*** RECORDS FOR THIS TASK Section Begins ***
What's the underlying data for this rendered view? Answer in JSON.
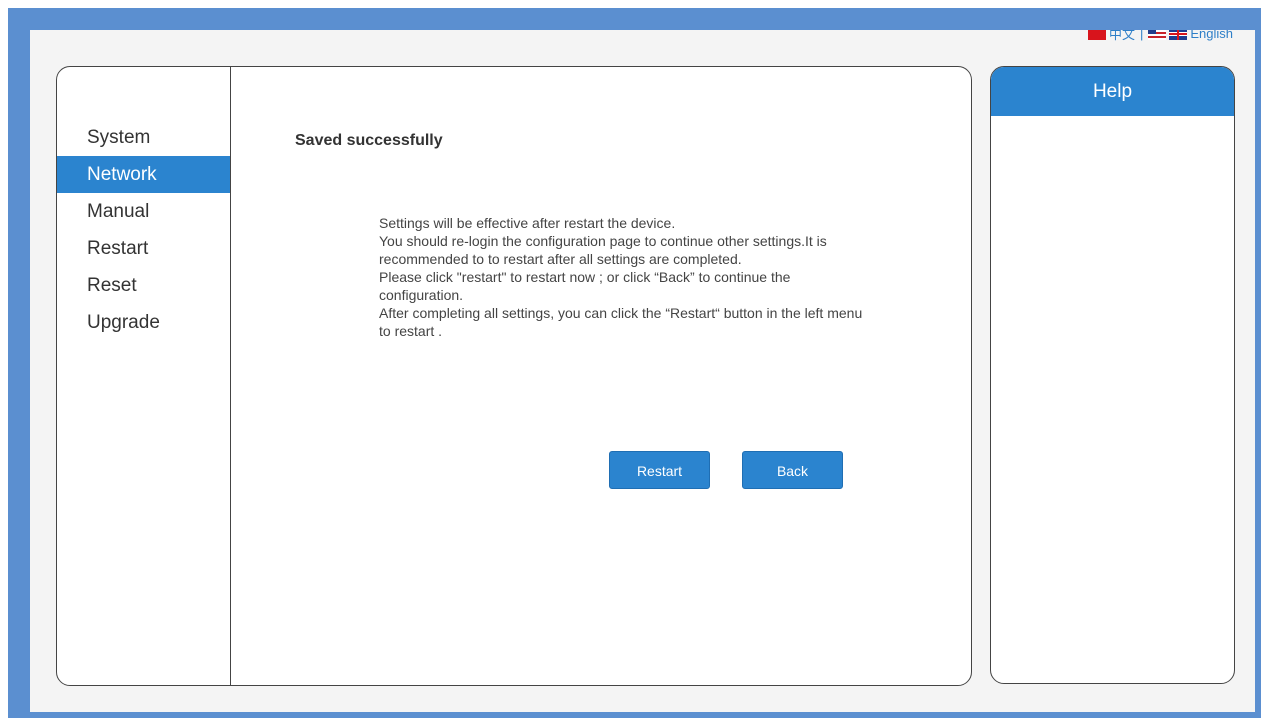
{
  "language": {
    "chinese_label": "中文",
    "separator": "|",
    "english_label": "English"
  },
  "sidebar": {
    "items": [
      {
        "label": "System"
      },
      {
        "label": "Network"
      },
      {
        "label": "Manual"
      },
      {
        "label": "Restart"
      },
      {
        "label": "Reset"
      },
      {
        "label": "Upgrade"
      }
    ],
    "active": "Network"
  },
  "content": {
    "title": "Saved successfully",
    "message_lines": [
      "Settings will be effective after restart the device.",
      "You should re-login the configuration page to continue other settings.It is recommended to to restart after all settings are completed.",
      "Please click \"restart\" to restart now ; or click “Back” to continue the configuration.",
      "After completing all settings, you can click the “Restart“ button in the left menu to restart ."
    ],
    "restart_button": "Restart",
    "back_button": "Back"
  },
  "help": {
    "title": "Help"
  },
  "colors": {
    "frame": "#5b8fd0",
    "accent": "#2b84cf",
    "background": "#f4f4f4"
  }
}
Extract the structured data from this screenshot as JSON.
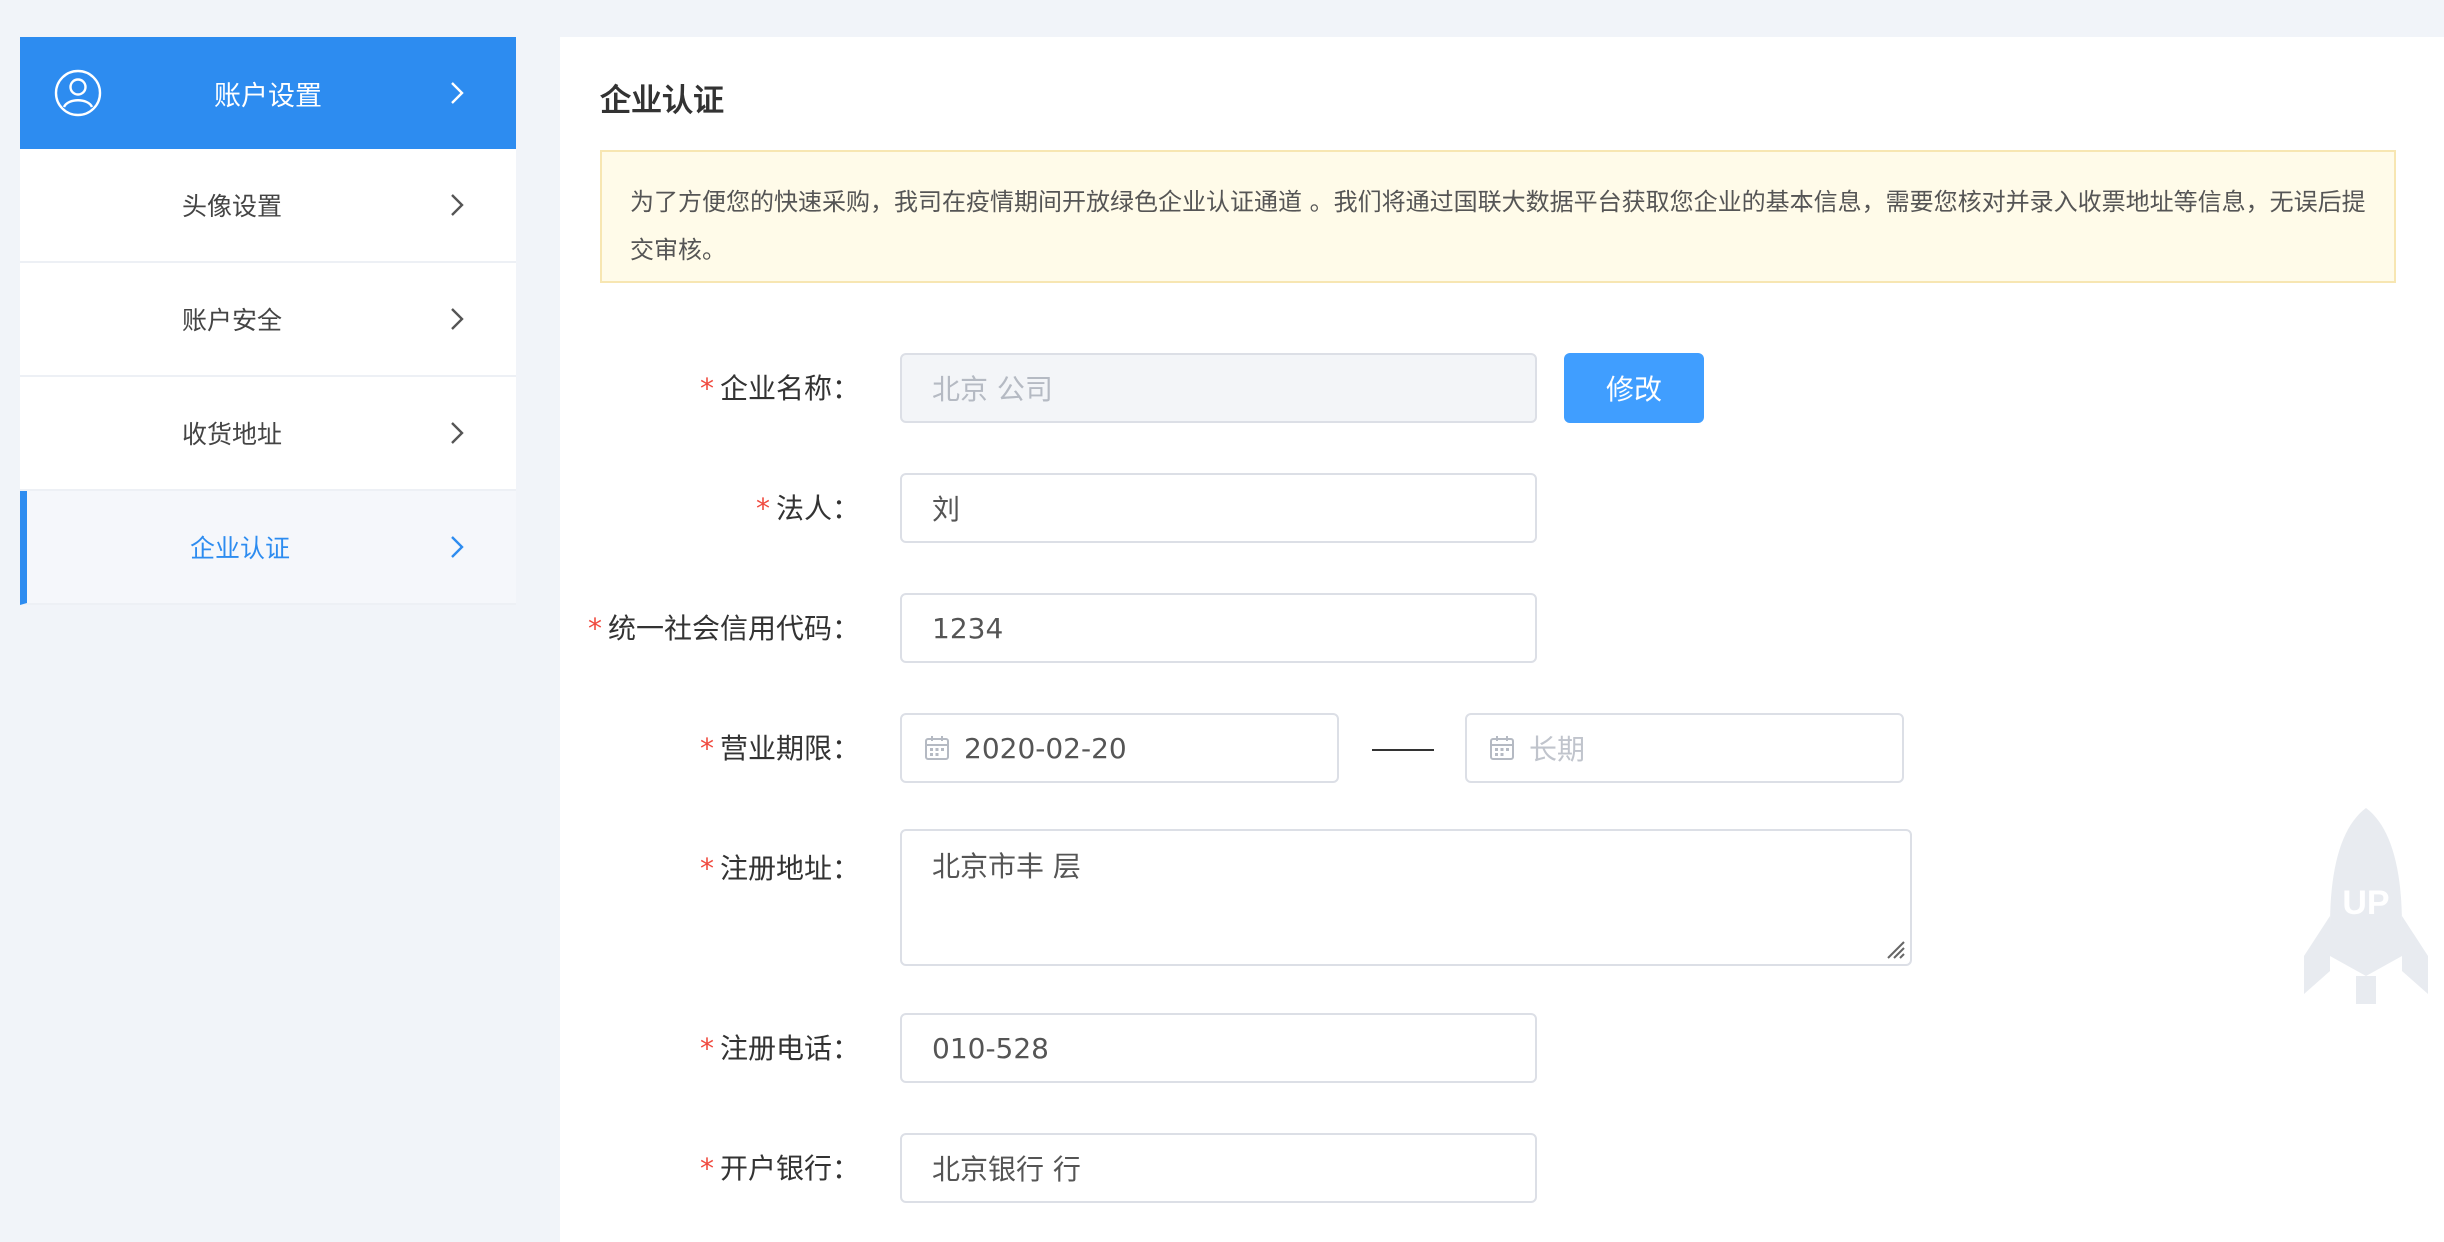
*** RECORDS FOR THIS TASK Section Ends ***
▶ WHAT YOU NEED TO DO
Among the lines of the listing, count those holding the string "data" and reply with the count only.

▶ SOLUTION TO THIS PROBLEM
2